In theory, Zootopia’s residents have evolved past distinctions of predator and prey, which might explain the small matter of cartoon biology: Whether tiny mice or hulking rhinoceroses, all animals have front-facing eyes, upright postures and opposable thumbs — a throwback to the delightful character design featured in Disney’s “Robin Hood” (1973), which reimagined a human world populated entirely by animals, integrating characteristics of each species into the ways different creatures move.

In progressive-minded Zootopia, a moose can co-anchor the evening news with a snow leopard without it turning into an episode of “When Animals Attack!” That said, even the most basic social interactions remain tense, as the city’s caste system matches animals to the roles that suit them best (the DMV is all-too-accurately staffed by slow-moving sloths, for example), while still adhering closely to the hierarchy of the food chain (with a few amusing exceptions, including a cameo by “Pinky and the Brain” actor Maurice LaMarche as a Don Corleone-like arctic shrew).

Continue Reading


12
Feb 16
Ali Images, Zootopia Comments Off on Zootopia Images

I have added a bunch of new images from Ginny’s film Zootopia that hits theaters March 4th.


Gallery Links:

Ginnifer Goodwin Online > FILMS > 2016 | Zootopia


31
Dec 15
Ali Video, Zootopia Comments Off on New Zootopia Trailer


06
Dec 15
Ali Images, Once Upon A Time Comments Off on Once Upon a Time | Swan Song Stills

New stills from tonight’s all new episode of Once Upon a Time, Swan Song.


Gallery Links:

Ginnifer Goodwin Online > Once Upon A Time > Season Five > Episode Stills > 05×11 | Swan Song


06
Dec 15
Ali Images, Once Upon A Time Comments Off on Once Upon A Time Capture Catch Up

More caps have been added to the gallery from the last few episodes of Once Upon a Time.


Gallery Links:

Ginnifer Goodwin Online > Once Upon A Time > Season Five > Episode Captures


05
Dec 15
Ali Once Upon A Time, Video Comments Off on Next on Once Upon a Time | Swan Song

Tomorrow is the Winter Finale of Once Upon a Time:




By continuing to use the site, you agree to the use of cookies. more information

The cookie settings on this website are set to "allow cookies" to give you the best browsing experience possible.

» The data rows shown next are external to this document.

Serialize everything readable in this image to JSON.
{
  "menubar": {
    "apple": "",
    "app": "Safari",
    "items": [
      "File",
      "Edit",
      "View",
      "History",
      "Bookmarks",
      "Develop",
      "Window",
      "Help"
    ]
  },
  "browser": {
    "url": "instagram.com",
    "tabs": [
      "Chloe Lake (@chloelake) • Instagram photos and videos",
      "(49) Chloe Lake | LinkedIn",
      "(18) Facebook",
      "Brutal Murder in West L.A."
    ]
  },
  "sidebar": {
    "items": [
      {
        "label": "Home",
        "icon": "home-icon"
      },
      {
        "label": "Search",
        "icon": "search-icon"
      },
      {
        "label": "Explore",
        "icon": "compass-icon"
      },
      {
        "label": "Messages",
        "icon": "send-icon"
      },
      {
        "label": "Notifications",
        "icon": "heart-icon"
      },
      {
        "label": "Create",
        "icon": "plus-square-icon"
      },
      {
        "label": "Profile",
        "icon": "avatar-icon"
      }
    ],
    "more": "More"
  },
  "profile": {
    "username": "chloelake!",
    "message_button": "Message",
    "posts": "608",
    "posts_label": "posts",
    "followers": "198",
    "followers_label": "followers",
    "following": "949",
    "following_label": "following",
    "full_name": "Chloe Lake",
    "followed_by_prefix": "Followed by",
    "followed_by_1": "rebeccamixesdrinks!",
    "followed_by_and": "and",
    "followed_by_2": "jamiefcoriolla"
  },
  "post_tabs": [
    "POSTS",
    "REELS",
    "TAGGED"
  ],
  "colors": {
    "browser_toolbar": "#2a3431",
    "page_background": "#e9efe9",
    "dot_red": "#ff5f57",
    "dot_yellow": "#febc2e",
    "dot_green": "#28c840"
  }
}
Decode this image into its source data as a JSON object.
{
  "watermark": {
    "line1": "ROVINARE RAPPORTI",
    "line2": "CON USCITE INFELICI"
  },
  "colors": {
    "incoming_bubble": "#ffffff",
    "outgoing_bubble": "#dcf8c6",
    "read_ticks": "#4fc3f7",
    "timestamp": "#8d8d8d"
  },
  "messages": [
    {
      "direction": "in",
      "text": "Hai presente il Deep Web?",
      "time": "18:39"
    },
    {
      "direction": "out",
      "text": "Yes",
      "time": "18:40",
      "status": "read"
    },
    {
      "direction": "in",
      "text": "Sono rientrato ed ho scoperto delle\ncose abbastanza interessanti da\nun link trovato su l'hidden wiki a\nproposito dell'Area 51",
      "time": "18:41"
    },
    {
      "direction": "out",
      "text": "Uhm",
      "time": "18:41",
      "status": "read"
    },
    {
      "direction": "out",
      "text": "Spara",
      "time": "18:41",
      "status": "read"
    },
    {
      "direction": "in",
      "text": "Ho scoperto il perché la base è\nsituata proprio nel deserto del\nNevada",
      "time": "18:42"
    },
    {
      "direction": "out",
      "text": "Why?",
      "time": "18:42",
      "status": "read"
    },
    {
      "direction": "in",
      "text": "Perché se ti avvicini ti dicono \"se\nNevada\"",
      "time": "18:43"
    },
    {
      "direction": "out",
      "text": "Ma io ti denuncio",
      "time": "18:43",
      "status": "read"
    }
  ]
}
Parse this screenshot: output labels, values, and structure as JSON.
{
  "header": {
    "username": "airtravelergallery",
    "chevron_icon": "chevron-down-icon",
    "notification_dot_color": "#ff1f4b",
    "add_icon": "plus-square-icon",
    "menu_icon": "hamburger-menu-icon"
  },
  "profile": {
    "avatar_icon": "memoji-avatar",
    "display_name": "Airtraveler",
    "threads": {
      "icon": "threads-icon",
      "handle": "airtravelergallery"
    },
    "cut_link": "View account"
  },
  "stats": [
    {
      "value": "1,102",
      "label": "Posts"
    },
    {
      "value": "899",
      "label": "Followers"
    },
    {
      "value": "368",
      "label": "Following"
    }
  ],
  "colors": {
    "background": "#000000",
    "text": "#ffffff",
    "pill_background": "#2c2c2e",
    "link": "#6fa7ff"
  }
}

If you continue to use this website without changing your cookie settings or you click "Accept" below then you are consenting to this.

Close